Dwelling for an hour and a half on the mystery of reality, guided by a teacher who carries the thought to its’ extremes. To be, or nothingness. The entity, or the ‘non-entity.’ Becoming, or the eternal. A few hundred fascinated people followed the elevated reasoning of philosopher Emanuele Severino who came from Brescia for the first ‘Lecture of Sophia’ of 2013: ‘On the Meaning of Truth.’
A cordial relationship was established from the very first moments – where intelligence moves the heart – between the thinker and those present at the dissertation in Loppiano’s Auditorium, so that the deep listening encountered incited the 84 year old philosopher to share the intellectual walk of a life more than to offer a lectio magistralis.
Warmly introduced by his friend Piero Coda, rector of the IUS, Severino gives, with admirable style, his thought on the eternity of being and on the becoming of reality. In the hall one listened to the breath of philosophy. We were involved in an interior dialogue that gathered the happenings of each one around the essential question on truth, which said philosophy of our time seems to want to escape from.
It is an all-round reflection on the results of western civilization. For Severino it is not the becoming, but eternity which sustains the world. The becoming is fearful: ‘The happier we are, the more we fear losing happiness’, he explains. The philosopher finds that the known Greek expression that marks the beginning of philosophy – thauma, conventionally translated with the idea of marvel - in reality should be understood in another way, as anguish of the unknown, as fear of suffering and death.
He clarifies by saying that the errror began with Greek philosophy in the moment in which it no longer negated the non-being and created space for becoming. From that moment, the western world, in order to protect itself from the ‘horror’ of becoming, seeks a remedy. For Severino, even Christianity is a life attempted by humanity towards certain knowledge, as is taking refuge in science and technology on the part of human civilizations.
To think that reality is a constant becoming, a ‘becoming something other’ is folly, he asserts, an error that brings one to conceive of death as an annihilation. For the Brescian philosopher we are not ‘a becoming something other.’ We are eternal, destined to a return; we are beyond life from the very beginning. These reflections, given by an amiable and distinguished philosopher, shake and provoke the same philosophy, science and technology, the market and politics, the god of theologies. It is a philosophy that invites to a dialogue. A philosophy that, one could say, meets naturally with that sophia to which this same University Institute is guest: a place ‘intelligently Catholic,’ as Severino defines it almost nonchalantly. After all, what is wisdom – he comments, revealing the etimological meaning of the word sophia – if not clearest light?

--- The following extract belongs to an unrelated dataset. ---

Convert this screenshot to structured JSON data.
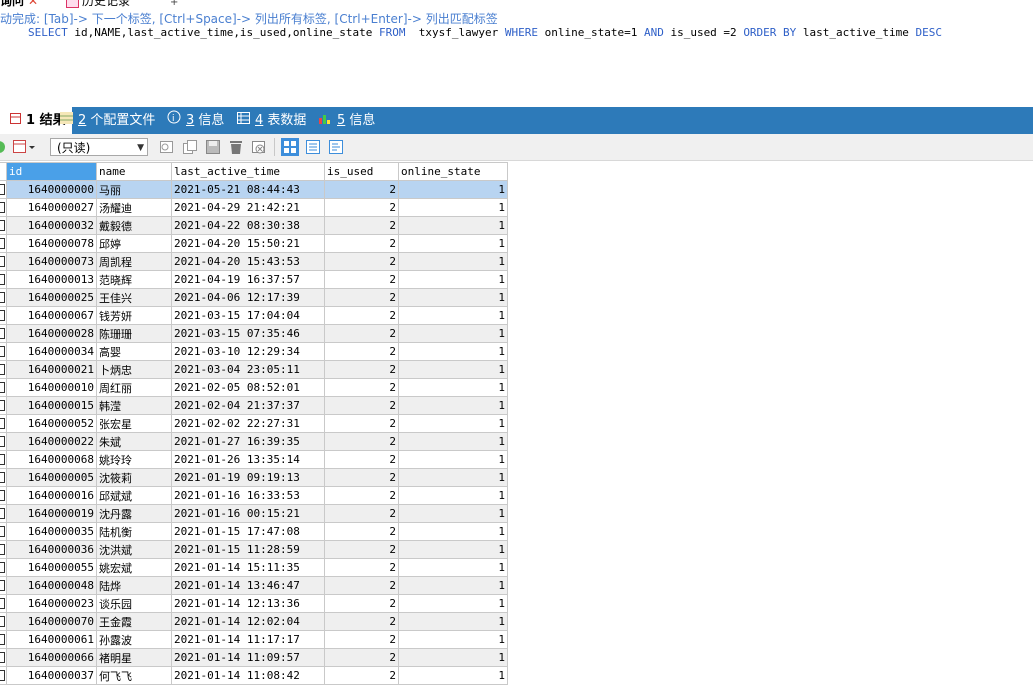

We have experienced the ‘joy of meeting,’ as Piero Coda said in bringing the evening to a close. It will be useful to meet again, to explore the beauty of thinking together, to enter into the words that the experience of the sophia –and of Sophia – suggests, while facing the most ardent questions of yesterday and of today. Emanuele Severino has promised he will return to Loppiano, to continue the conversation just begun.
Text: Michel Bronzwaer